Dataset rows describing interfaces:
================
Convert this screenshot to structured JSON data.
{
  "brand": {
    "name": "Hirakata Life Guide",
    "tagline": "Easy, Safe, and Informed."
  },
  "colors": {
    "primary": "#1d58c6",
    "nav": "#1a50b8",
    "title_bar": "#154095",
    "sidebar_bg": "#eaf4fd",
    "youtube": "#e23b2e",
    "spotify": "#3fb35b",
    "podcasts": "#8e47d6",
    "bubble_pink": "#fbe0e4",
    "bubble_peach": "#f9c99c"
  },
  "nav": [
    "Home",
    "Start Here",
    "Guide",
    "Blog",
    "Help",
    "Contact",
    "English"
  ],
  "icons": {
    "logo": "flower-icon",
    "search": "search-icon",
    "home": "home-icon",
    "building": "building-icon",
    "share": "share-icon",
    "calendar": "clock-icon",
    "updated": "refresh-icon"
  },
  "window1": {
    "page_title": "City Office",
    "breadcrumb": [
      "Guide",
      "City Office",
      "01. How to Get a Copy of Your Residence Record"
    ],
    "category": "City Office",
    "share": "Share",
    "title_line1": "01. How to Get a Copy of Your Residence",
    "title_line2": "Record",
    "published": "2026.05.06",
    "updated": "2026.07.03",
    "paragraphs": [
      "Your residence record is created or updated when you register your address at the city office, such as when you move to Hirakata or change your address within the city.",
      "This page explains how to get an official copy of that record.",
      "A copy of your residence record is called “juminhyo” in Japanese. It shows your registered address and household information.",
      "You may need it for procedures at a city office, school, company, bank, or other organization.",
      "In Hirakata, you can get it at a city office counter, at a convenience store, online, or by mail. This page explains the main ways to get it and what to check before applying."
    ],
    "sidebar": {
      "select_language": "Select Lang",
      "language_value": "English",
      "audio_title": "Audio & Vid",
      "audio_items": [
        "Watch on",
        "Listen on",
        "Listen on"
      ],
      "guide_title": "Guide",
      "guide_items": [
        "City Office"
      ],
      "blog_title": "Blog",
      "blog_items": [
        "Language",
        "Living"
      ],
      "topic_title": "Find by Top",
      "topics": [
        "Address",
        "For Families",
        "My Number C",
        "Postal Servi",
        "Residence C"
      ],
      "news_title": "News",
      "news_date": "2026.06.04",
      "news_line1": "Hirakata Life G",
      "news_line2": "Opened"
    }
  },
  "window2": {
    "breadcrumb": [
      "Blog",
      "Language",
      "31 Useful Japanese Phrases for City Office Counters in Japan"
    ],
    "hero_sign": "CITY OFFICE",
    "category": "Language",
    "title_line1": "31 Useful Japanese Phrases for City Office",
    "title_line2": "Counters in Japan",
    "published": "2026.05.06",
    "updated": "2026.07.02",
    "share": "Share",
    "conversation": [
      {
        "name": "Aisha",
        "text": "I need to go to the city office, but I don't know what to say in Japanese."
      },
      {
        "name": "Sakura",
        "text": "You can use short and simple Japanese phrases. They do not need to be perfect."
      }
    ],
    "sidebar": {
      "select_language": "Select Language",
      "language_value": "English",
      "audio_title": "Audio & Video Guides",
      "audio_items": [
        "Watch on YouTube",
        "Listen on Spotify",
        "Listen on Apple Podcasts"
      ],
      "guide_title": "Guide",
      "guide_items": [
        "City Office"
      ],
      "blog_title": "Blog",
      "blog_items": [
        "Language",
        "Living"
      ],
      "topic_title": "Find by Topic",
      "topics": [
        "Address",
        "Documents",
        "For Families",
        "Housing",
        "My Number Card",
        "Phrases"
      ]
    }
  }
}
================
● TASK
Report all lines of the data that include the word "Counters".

● RESPONSE AREA
      "31 Useful Japanese Phrases for City Office Counters in Japan"
    "title_line2": "Counters in Japan",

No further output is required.